### REQUIRED WORK
Each entry has to be printed again exactly.
++++ RECORDS SUPPLIED
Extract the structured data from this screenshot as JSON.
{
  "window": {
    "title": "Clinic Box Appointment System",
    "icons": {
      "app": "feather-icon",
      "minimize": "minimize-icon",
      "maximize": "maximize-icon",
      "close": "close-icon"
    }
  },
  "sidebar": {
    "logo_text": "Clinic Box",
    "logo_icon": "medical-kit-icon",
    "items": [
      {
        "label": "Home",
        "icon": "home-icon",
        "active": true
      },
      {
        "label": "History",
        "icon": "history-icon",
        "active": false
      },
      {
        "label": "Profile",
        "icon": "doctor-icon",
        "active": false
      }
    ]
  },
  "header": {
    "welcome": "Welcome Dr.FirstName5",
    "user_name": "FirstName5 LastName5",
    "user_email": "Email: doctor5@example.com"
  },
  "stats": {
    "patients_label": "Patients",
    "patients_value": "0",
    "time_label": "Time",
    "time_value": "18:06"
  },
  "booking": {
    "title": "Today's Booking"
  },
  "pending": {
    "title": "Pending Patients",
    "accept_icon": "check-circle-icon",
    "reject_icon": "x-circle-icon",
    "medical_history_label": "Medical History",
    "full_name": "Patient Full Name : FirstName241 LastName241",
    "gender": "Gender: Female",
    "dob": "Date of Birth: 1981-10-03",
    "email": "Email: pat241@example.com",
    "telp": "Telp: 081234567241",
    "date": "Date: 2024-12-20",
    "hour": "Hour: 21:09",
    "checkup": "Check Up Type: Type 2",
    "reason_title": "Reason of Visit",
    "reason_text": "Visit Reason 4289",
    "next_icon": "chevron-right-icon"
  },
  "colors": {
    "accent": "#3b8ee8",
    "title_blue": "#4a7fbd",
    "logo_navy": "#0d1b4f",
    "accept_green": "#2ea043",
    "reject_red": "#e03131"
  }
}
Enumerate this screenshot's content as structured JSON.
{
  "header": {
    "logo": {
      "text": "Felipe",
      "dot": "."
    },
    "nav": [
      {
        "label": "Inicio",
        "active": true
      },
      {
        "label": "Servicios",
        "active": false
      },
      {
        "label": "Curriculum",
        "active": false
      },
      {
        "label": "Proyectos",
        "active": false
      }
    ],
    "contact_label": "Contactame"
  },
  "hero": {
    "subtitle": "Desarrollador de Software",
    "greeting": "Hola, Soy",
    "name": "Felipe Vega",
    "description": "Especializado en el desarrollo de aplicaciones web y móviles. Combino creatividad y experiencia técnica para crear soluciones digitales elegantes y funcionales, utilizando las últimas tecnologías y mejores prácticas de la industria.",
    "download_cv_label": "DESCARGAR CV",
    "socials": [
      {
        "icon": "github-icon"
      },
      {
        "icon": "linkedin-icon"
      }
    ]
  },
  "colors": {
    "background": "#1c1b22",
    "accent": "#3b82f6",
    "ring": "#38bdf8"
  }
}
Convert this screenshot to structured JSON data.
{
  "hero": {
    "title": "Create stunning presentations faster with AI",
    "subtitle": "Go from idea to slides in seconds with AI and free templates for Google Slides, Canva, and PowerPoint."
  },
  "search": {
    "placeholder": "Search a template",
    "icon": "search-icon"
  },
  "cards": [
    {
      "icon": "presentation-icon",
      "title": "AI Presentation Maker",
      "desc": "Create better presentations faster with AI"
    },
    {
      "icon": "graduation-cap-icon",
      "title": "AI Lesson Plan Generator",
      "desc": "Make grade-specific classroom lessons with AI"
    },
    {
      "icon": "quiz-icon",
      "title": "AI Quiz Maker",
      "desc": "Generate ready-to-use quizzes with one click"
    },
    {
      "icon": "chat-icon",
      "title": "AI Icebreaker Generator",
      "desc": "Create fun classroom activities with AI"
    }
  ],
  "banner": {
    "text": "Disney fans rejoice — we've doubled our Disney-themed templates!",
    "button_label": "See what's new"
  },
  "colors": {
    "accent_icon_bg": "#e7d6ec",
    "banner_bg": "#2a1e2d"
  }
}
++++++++
### SOLUTION TO THE EXERCISE
Extract the structured data from this screenshot as JSON.
{
  "window": {
    "title": "Clinic Box Appointment System",
    "icons": {
      "app": "feather-icon",
      "minimize": "minimize-icon",
      "maximize": "maximize-icon",
      "close": "close-icon"
    }
  },
  "sidebar": {
    "logo_text": "Clinic Box",
    "logo_icon": "medical-kit-icon",
    "items": [
      {
        "label": "Home",
        "icon": "home-icon",
        "active": true
      },
      {
        "label": "History",
        "icon": "history-icon",
        "active": false
      },
      {
        "label": "Profile",
        "icon": "doctor-icon",
        "active": false
      }
    ]
  },
  "header": {
    "welcome": "Welcome Dr.FirstName5",
    "user_name": "FirstName5 LastName5",
    "user_email": "Email: doctor5@example.com"
  },
  "stats": {
    "patients_label": "Patients",
    "patients_value": "0",
    "time_label": "Time",
    "time_value": "18:06"
  },
  "booking": {
    "title": "Today's Booking"
  },
  "pending": {
    "title": "Pending Patients",
    "accept_icon": "check-circle-icon",
    "reject_icon": "x-circle-icon",
    "medical_history_label": "Medical History",
    "full_name": "Patient Full Name : FirstName241 LastName241",
    "gender": "Gender: Female",
    "dob": "Date of Birth: 1981-10-03",
    "email": "Email: pat241@example.com",
    "telp": "Telp: 081234567241",
    "date": "Date: 2024-12-20",
    "hour": "Hour: 21:09",
    "checkup": "Check Up Type: Type 2",
    "reason_title": "Reason of Visit",
    "reason_text": "Visit Reason 4289",
    "next_icon": "chevron-right-icon"
  },
  "colors": {
    "accent": "#3b8ee8",
    "title_blue": "#4a7fbd",
    "logo_navy": "#0d1b4f",
    "accept_green": "#2ea043",
    "reject_red": "#e03131"
  }
}
Enumerate this screenshot's content as structured JSON.
{
  "header": {
    "logo": {
      "text": "Felipe",
      "dot": "."
    },
    "nav": [
      {
        "label": "Inicio",
        "active": true
      },
      {
        "label": "Servicios",
        "active": false
      },
      {
        "label": "Curriculum",
        "active": false
      },
      {
        "label": "Proyectos",
        "active": false
      }
    ],
    "contact_label": "Contactame"
  },
  "hero": {
    "subtitle": "Desarrollador de Software",
    "greeting": "Hola, Soy",
    "name": "Felipe Vega",
    "description": "Especializado en el desarrollo de aplicaciones web y móviles. Combino creatividad y experiencia técnica para crear soluciones digitales elegantes y funcionales, utilizando las últimas tecnologías y mejores prácticas de la industria.",
    "download_cv_label": "DESCARGAR CV",
    "socials": [
      {
        "icon": "github-icon"
      },
      {
        "icon": "linkedin-icon"
      }
    ]
  },
  "colors": {
    "background": "#1c1b22",
    "accent": "#3b82f6",
    "ring": "#38bdf8"
  }
}
Convert this screenshot to structured JSON data.
{
  "hero": {
    "title": "Create stunning presentations faster with AI",
    "subtitle": "Go from idea to slides in seconds with AI and free templates for Google Slides, Canva, and PowerPoint."
  },
  "search": {
    "placeholder": "Search a template",
    "icon": "search-icon"
  },
  "cards": [
    {
      "icon": "presentation-icon",
      "title": "AI Presentation Maker",
      "desc": "Create better presentations faster with AI"
    },
    {
      "icon": "graduation-cap-icon",
      "title": "AI Lesson Plan Generator",
      "desc": "Make grade-specific classroom lessons with AI"
    },
    {
      "icon": "quiz-icon",
      "title": "AI Quiz Maker",
      "desc": "Generate ready-to-use quizzes with one click"
    },
    {
      "icon": "chat-icon",
      "title": "AI Icebreaker Generator",
      "desc": "Create fun classroom activities with AI"
    }
  ],
  "banner": {
    "text": "Disney fans rejoice — we've doubled our Disney-themed templates!",
    "button_label": "See what's new"
  },
  "colors": {
    "accent_icon_bg": "#e7d6ec",
    "banner_bg": "#2a1e2d"
  }
}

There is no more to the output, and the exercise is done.